  • A bill to amend title 18, United States Code, to prohibit the intentional discrimination of a person or organization by an employee of the Internal Revenue Service
  • A bill to prohibit the Department of the Treasury from assigning tax statuses to organizations based on their political beliefs and activities
  • American Energy Renaissance Act of 2014
  • A bill to deny admission to the United States to any representative to the United Nations who has been found to have been engaged in espionage activities or a terrorist activity against the United States and poses a threat to United States national security interests
  • SuperPAC Elimination Act of 2014
  • Free All Speech Act of 2014
  • A bill to prevent the expansion of the Deferred Action for Childhood Arrivals program unlawfully created by Executive memorandum on August 15, 2012
  • Sanction Iran, Safeguard America Act of 2014

And he has gotten more legislation passed than Marco Rubio in the Senate:

Laws enacted per year in Congress
Laws enacted per year in Congress

He has done something to address so many of the things I’ve been writing about on this blog – voter fraud, IRS discriminating against conservatives, etc.

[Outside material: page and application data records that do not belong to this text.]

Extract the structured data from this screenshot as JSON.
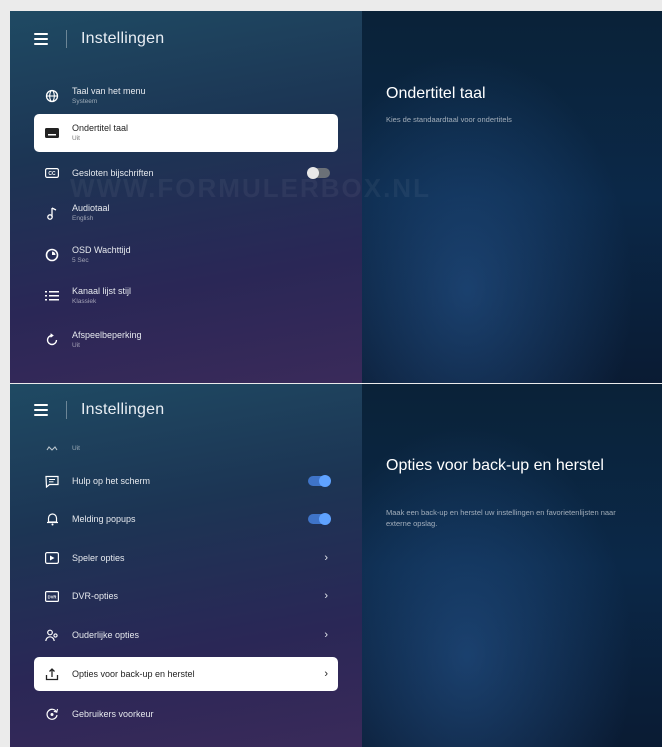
{
  "top": {
    "header_title": "Instellingen",
    "items": [
      {
        "label": "Taal van het menu",
        "sub": "Systeem",
        "icon": "globe-icon"
      },
      {
        "label": "Ondertitel taal",
        "sub": "Uit",
        "icon": "subtitles-icon",
        "selected": true
      },
      {
        "label": "Gesloten bijschriften",
        "sub": "",
        "icon": "closed-captions-icon",
        "toggle": "off"
      },
      {
        "label": "Audiotaal",
        "sub": "English",
        "icon": "music-note-icon"
      },
      {
        "label": "OSD Wachttijd",
        "sub": "5 Sec",
        "icon": "timer-icon"
      },
      {
        "label": "Kanaal lijst stijl",
        "sub": "Klassiek",
        "icon": "list-icon"
      },
      {
        "label": "Afspeelbeperking",
        "sub": "Uit",
        "icon": "refresh-icon"
      }
    ],
    "detail_title": "Ondertitel taal",
    "detail_desc": "Kies de standaardtaal voor ondertitels"
  },
  "bottom": {
    "header_title": "Instellingen",
    "partial_item_sub": "Uit",
    "items": [
      {
        "label": "Hulp op het scherm",
        "icon": "help-chat-icon",
        "toggle": "on"
      },
      {
        "label": "Melding popups",
        "icon": "bell-icon",
        "toggle": "on"
      },
      {
        "label": "Speler opties",
        "icon": "player-icon",
        "chevron": "›"
      },
      {
        "label": "DVR-opties",
        "icon": "dvr-icon",
        "chevron": "›"
      },
      {
        "label": "Ouderlijke opties",
        "icon": "parental-icon",
        "chevron": "›"
      },
      {
        "label": "Opties voor back-up en herstel",
        "icon": "backup-icon",
        "chevron": "›",
        "selected": true
      },
      {
        "label": "Gebruikers voorkeur",
        "icon": "user-preferences-icon"
      }
    ],
    "detail_title": "Opties voor back-up en herstel",
    "detail_desc": "Maak een back-up en herstel uw instellingen en favorietenlijsten naar externe opslag."
  },
  "watermark": "WWW.FORMULERBOX.NL"
}
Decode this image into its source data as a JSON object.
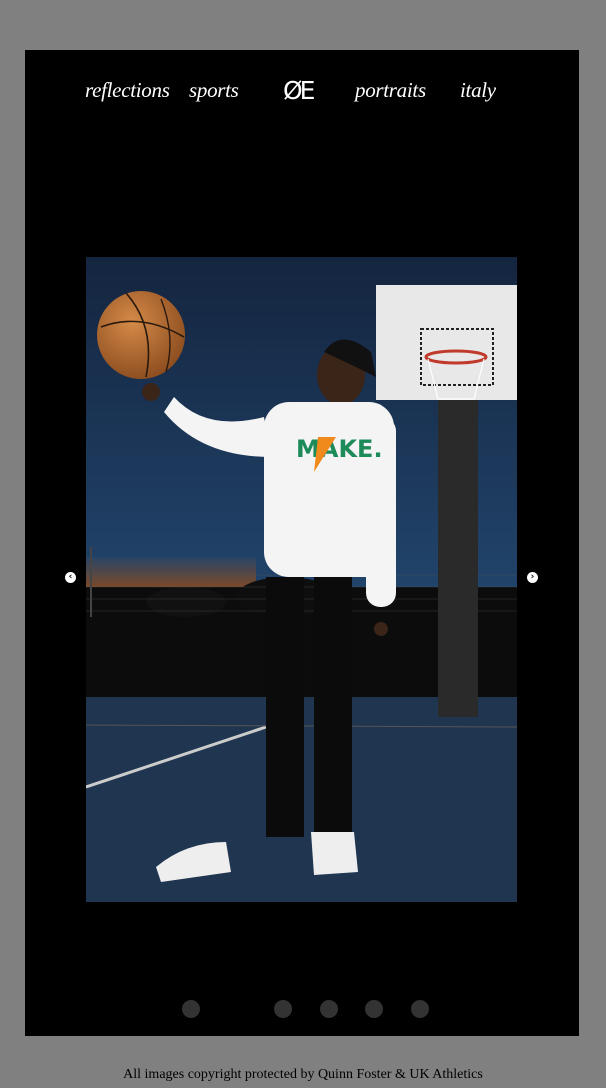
{
  "nav": {
    "items": [
      {
        "label": "reflections"
      },
      {
        "label": "sports"
      },
      {
        "label": "ØE"
      },
      {
        "label": "portraits"
      },
      {
        "label": "italy"
      }
    ]
  },
  "slideshow": {
    "prev_icon": "chevron-left-icon",
    "next_icon": "chevron-right-icon",
    "prev_glyph": "‹",
    "next_glyph": "›",
    "slide_count": 5,
    "photo_hoodie_text": "MAKE."
  },
  "colors": {
    "page_background": "#808080",
    "frame_background": "#000000",
    "dot": "#333333"
  },
  "footer": {
    "copyright": "All images copyright protected by Quinn Foster & UK Athletics"
  }
}
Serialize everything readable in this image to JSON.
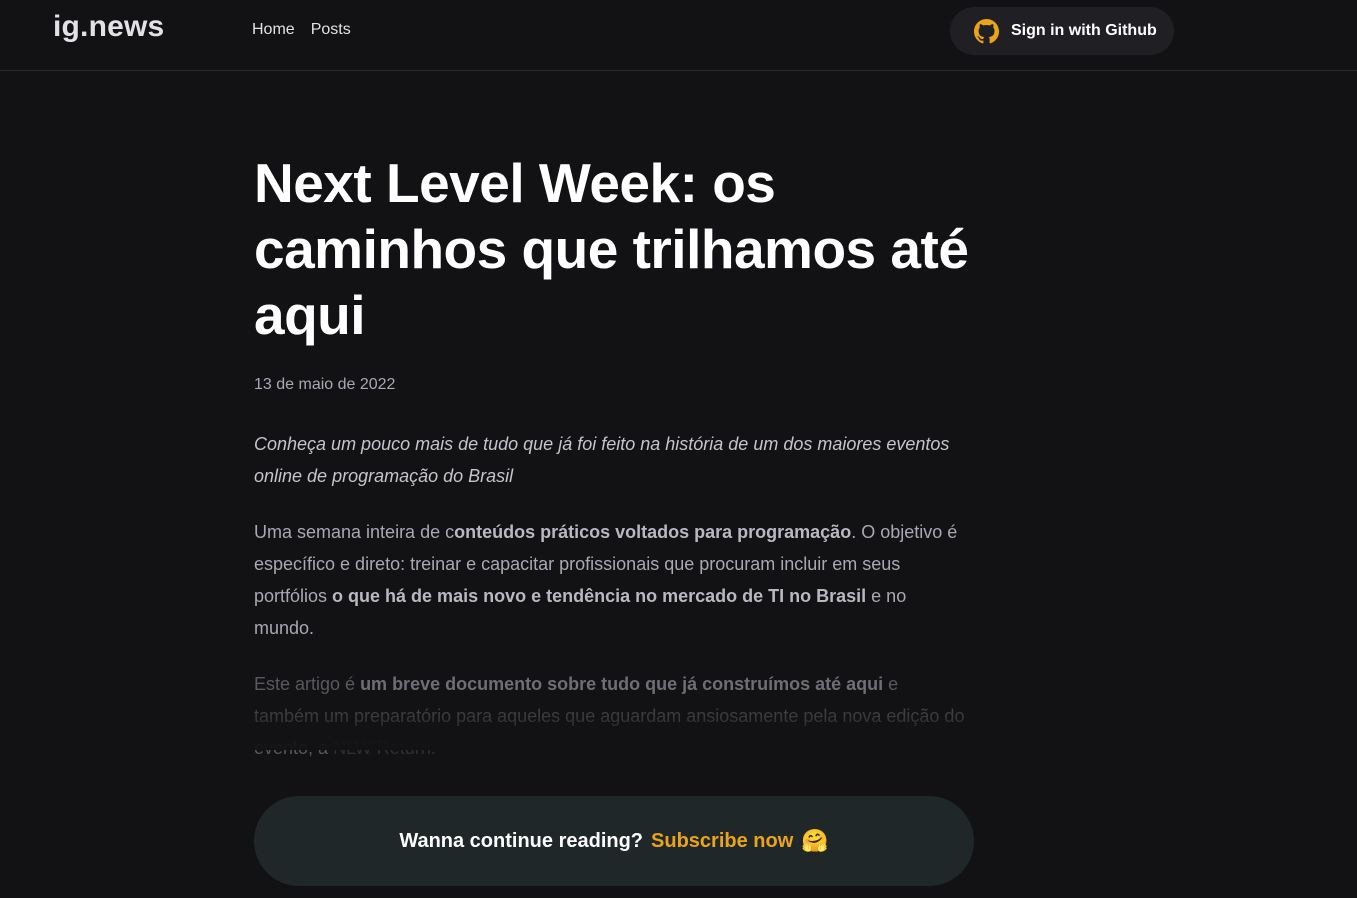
{
  "header": {
    "logo": "ig.news",
    "nav": [
      "Home",
      "Posts"
    ],
    "signin_label": "Sign in with Github",
    "signin_icon": "github-icon",
    "signin_icon_color": "#eba417"
  },
  "post": {
    "title": "Next Level Week: os caminhos que trilhamos até aqui",
    "date": "13 de maio de 2022",
    "lead": "Conheça um pouco mais de tudo que já foi feito na história de um dos maiores eventos online de programação do Brasil",
    "p1": {
      "a": "Uma semana inteira de c",
      "b": "onteúdos práticos voltados para programação",
      "c": ". O objetivo é específico e direto: treinar e capacitar profissionais que procuram incluir em seus portfólios ",
      "d": "o que há de mais novo e tendência no mercado de TI no Brasil",
      "e": " e no mundo."
    },
    "p2": {
      "a": "Este artigo é ",
      "b": "um breve documento sobre tudo que já construímos até aqui",
      "c": " e também um preparatório para aqueles que aguardam ansiosamente pela nova edição do evento, a ",
      "d": "NLW Return."
    }
  },
  "subscribe": {
    "question": "Wanna continue reading?",
    "cta": "Subscribe now",
    "emoji": "🤗",
    "accent": "#eba417"
  }
}
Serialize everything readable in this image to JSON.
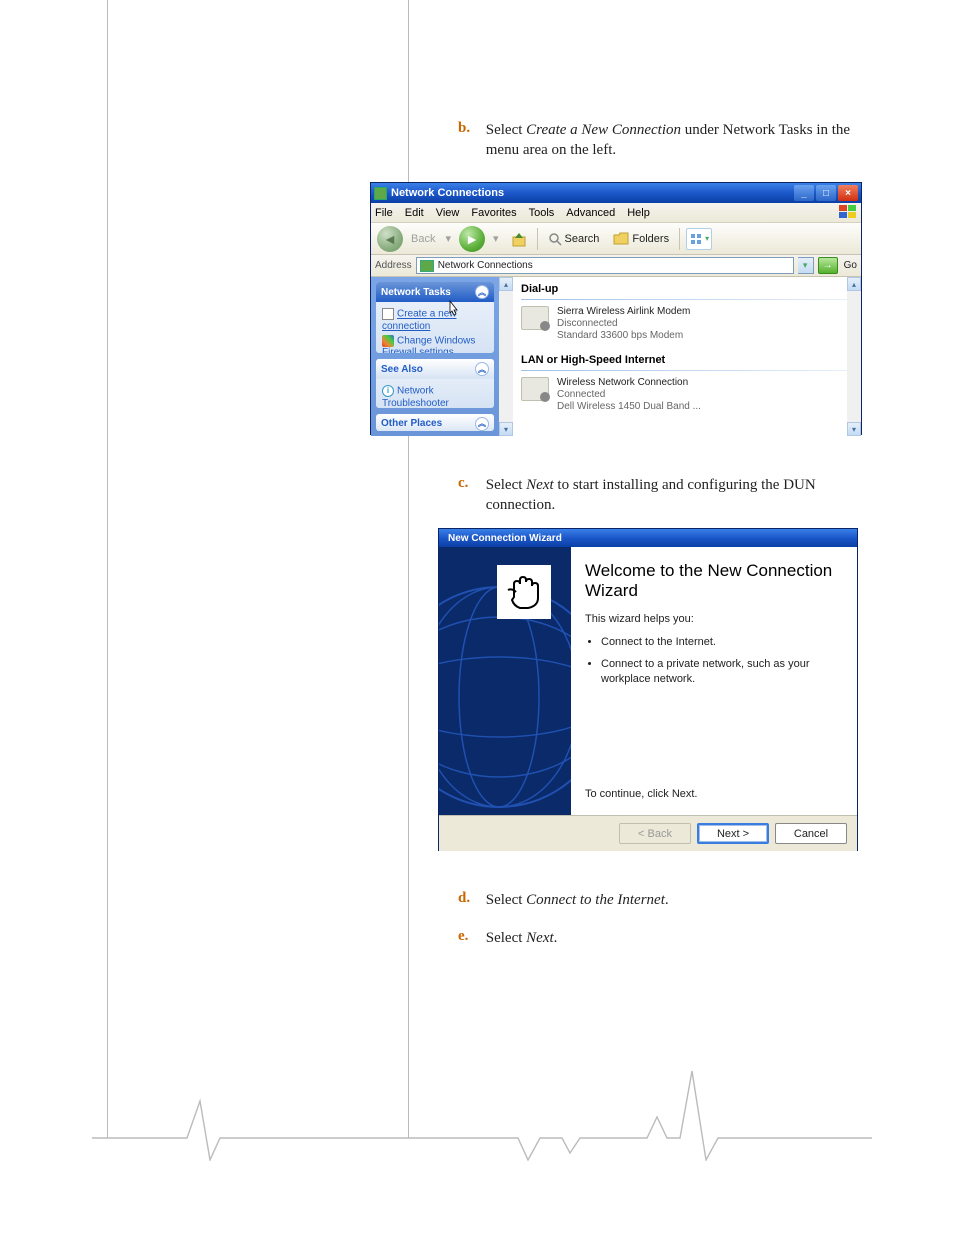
{
  "step_b": {
    "letter": "b.",
    "prefix": "Select ",
    "italic": "Create a New Connection",
    "suffix": " under Network Tasks in the menu area on the left."
  },
  "step_c": {
    "letter": "c.",
    "prefix": "Select ",
    "italic": "Next",
    "suffix": " to start installing and configuring the DUN connection."
  },
  "step_d": {
    "letter": "d.",
    "prefix": "Select ",
    "italic": "Connect to the Internet",
    "suffix": "."
  },
  "step_e": {
    "letter": "e.",
    "prefix": "Select ",
    "italic": "Next",
    "suffix": "."
  },
  "nc_window": {
    "title": "Network Connections",
    "menu": [
      "File",
      "Edit",
      "View",
      "Favorites",
      "Tools",
      "Advanced",
      "Help"
    ],
    "toolbar": {
      "back": "Back",
      "search": "Search",
      "folders": "Folders"
    },
    "address": {
      "label": "Address",
      "value": "Network Connections",
      "go": "Go"
    },
    "panels": {
      "tasks": {
        "title": "Network Tasks",
        "link1": "Create a new connection",
        "link2": "Change Windows Firewall settings"
      },
      "seealso": {
        "title": "See Also",
        "link1": "Network Troubleshooter"
      },
      "other": {
        "title": "Other Places"
      }
    },
    "sections": {
      "dialup": {
        "header": "Dial-up",
        "item": {
          "name": "Sierra Wireless Airlink Modem",
          "status": "Disconnected",
          "device": "Standard 33600 bps Modem"
        }
      },
      "lan": {
        "header": "LAN or High-Speed Internet",
        "item": {
          "name": "Wireless Network Connection",
          "status": "Connected",
          "device": "Dell Wireless 1450 Dual Band ..."
        }
      }
    }
  },
  "wizard": {
    "title": "New Connection Wizard",
    "heading": "Welcome to the New Connection Wizard",
    "intro": "This wizard helps you:",
    "bullets": [
      "Connect to the Internet.",
      "Connect to a private network, such as your workplace network."
    ],
    "continue": "To continue, click Next.",
    "buttons": {
      "back": "< Back",
      "next": "Next >",
      "cancel": "Cancel"
    }
  }
}
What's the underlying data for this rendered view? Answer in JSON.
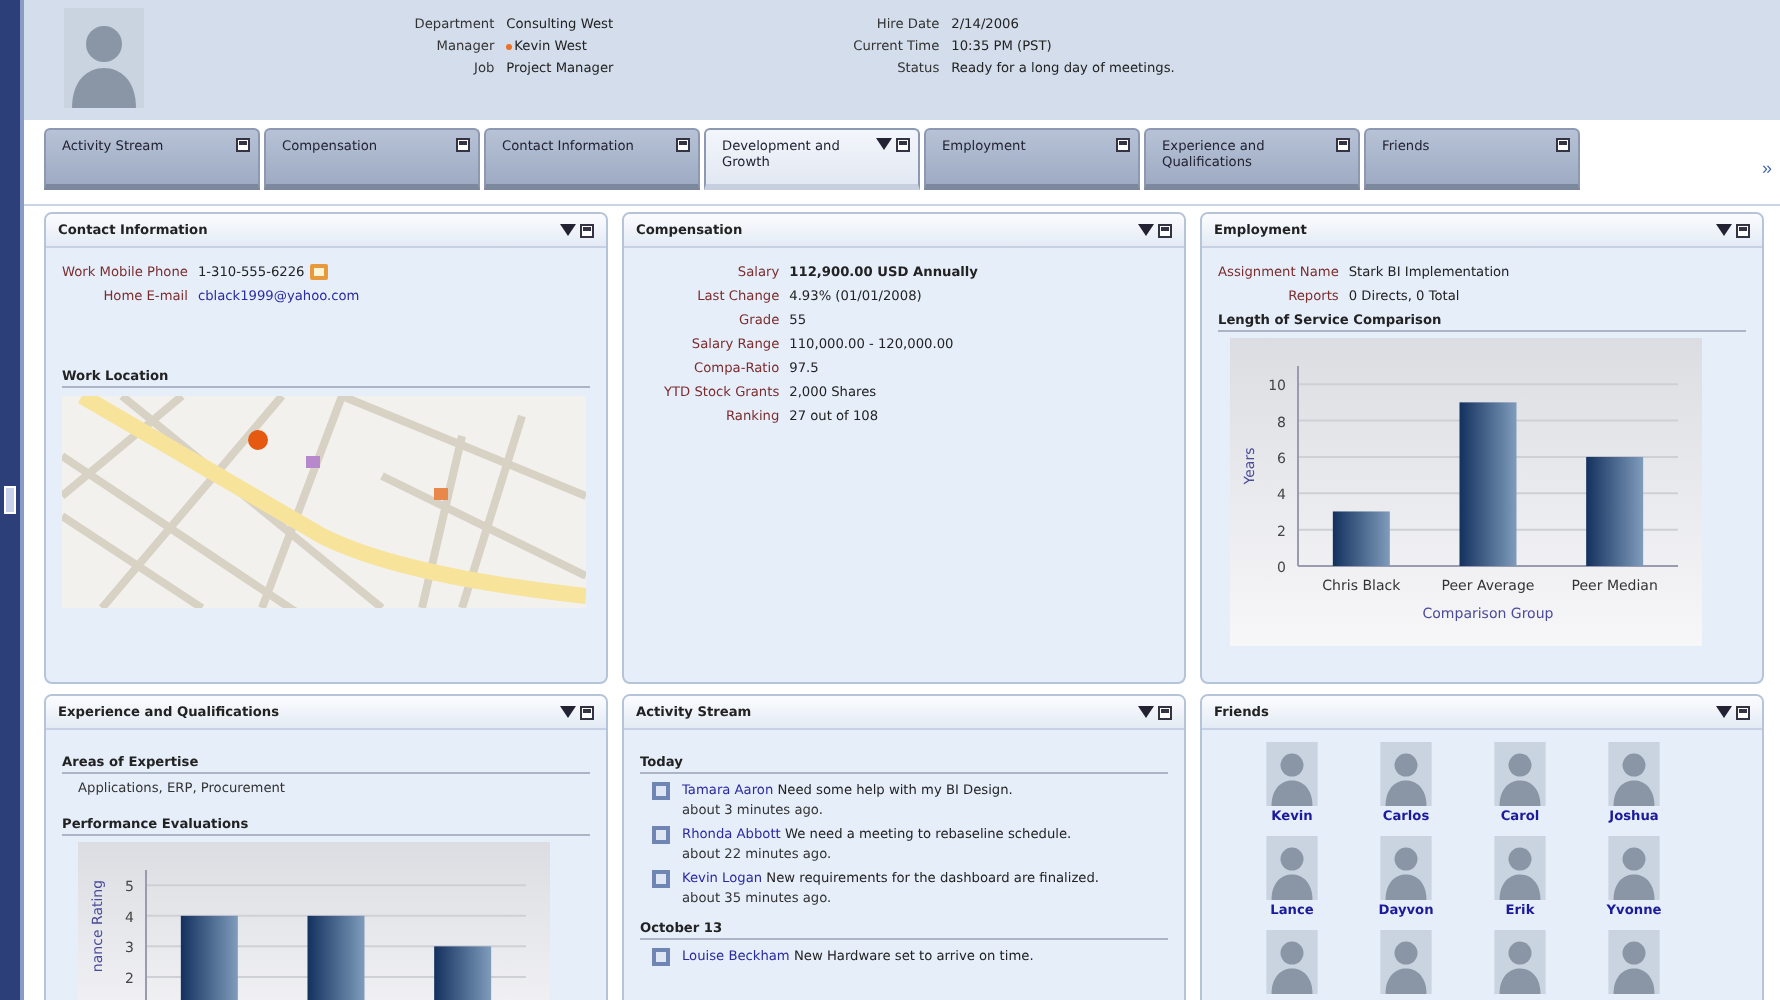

I am a Cruz supporter because I like Cruz, not because I oppose Trump and Rubio.